...A so-called amicus, or friend of the court appointed to represent the interests of the FLDS, spoke in favour of the CPAA motion. Amicus lawyer Tim Dickson said the reference itself is the constitutional challenge a polyamorist who is charged under Section 293 could ordinarily use in such a case.
"Is polyamory a crime or not?" asked Dickson. "The polyamorists have a lot at stake in this reference."
Dickson said Ince is "simply asking" the legal position of the attorneys general so he can respond to it.
As part of Ince's submissions to the court, he included a survey of polyamorous relationships.
Of 188 people in polyamorous households that responded, 112 were currently living in one or more households in a conjugal union of three or more people....
The total number of women was 167, while there were 158 men and 40 self-identified as other....
Ninety-nine respondents had no minors under 19 in their households. Another 53 households had one or two minors, while 17 had three to six minors. Two identified as having seven or more minors.
Sixteen of the unions of three to five people were reported to have been sanctioned by a rite or ceremony, contract or consent other than a legal marriage. Another 30 conjugal unions of three to four people were reported, indicated by a verbal or written agreement....
Read the whole article (Sept. 8, 2010).
Ince also appeared on the widely listened-to Christy Clark radio show.

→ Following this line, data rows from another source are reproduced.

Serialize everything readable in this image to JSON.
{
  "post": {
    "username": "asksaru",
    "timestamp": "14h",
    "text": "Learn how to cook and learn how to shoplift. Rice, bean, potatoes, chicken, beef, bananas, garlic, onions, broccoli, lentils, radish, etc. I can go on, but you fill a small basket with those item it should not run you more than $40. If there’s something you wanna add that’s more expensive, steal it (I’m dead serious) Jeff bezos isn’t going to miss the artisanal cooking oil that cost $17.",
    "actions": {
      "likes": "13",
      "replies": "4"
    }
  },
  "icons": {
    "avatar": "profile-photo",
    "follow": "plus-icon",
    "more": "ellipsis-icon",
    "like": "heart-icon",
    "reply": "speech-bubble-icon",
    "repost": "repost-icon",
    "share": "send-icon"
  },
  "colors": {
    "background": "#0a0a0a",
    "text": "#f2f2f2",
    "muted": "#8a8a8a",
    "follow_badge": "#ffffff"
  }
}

From the promo: "You’ve heard of polygamy, but what about polyamory? It's the practice of having more than one intimate, consensual and committed relationship...." Listen here; jump ahead to start at 6:10. (The audio may disappear in a month, on October 8.)
An article appeared on MAARS.net, "the global legal network" for human rights, with an out-and-proud photo; this article is mostly taken from the others above. It adds, quoting Wikipedia,
Polyamory, often abbreviated to poly, is sometimes described as consensual, ethical, or responsible non-monogamy. The word is occasionally used more broadly to refer to any sexual or romantic relationships that are not sexually exclusive, though there is disagreement on how broadly it applies; an emphasis on ethics, honesty, and transparency all around is widely regarded as the crucial defining characteristic.
Read the whole article.
And this afternoon the story made a GLBT paper in Boston, The Edge:
The ’New Gay?’ Polyamorists Pursue Legitimacy.
by Kilian Melloy
...Bramham wrote, polyamory is seen by its advocates as "the way of the future," and to an extent, the way of the present as well....
...For many people, any form of relationship falling outside the male/female pair-bonding model tends to be grouped into one amorphous category. An essay on polyamory at blog The Writerly Life notes, "Other ’kinks’ have come and gone as the primary target of "polite" society’s moral outrage--homosexuality, orgies, swinging--and forged, in some people’s homes, an uneasy truce. Polyamory, then, might be the last taboo--possibly because many people can barely navigate the obstacles of one relationship, let alone several....
Whole article. (Sept. 9, 2010).
Overseas, on what seems to be an India news site based in the U.K.: Polyamory Group Goes to Court for Legalization.
More to come, for sure. As I've said, this is the poly movement's biggest legal initiative since Loving More took on the April Divilbiss child-custody case in 1998-99.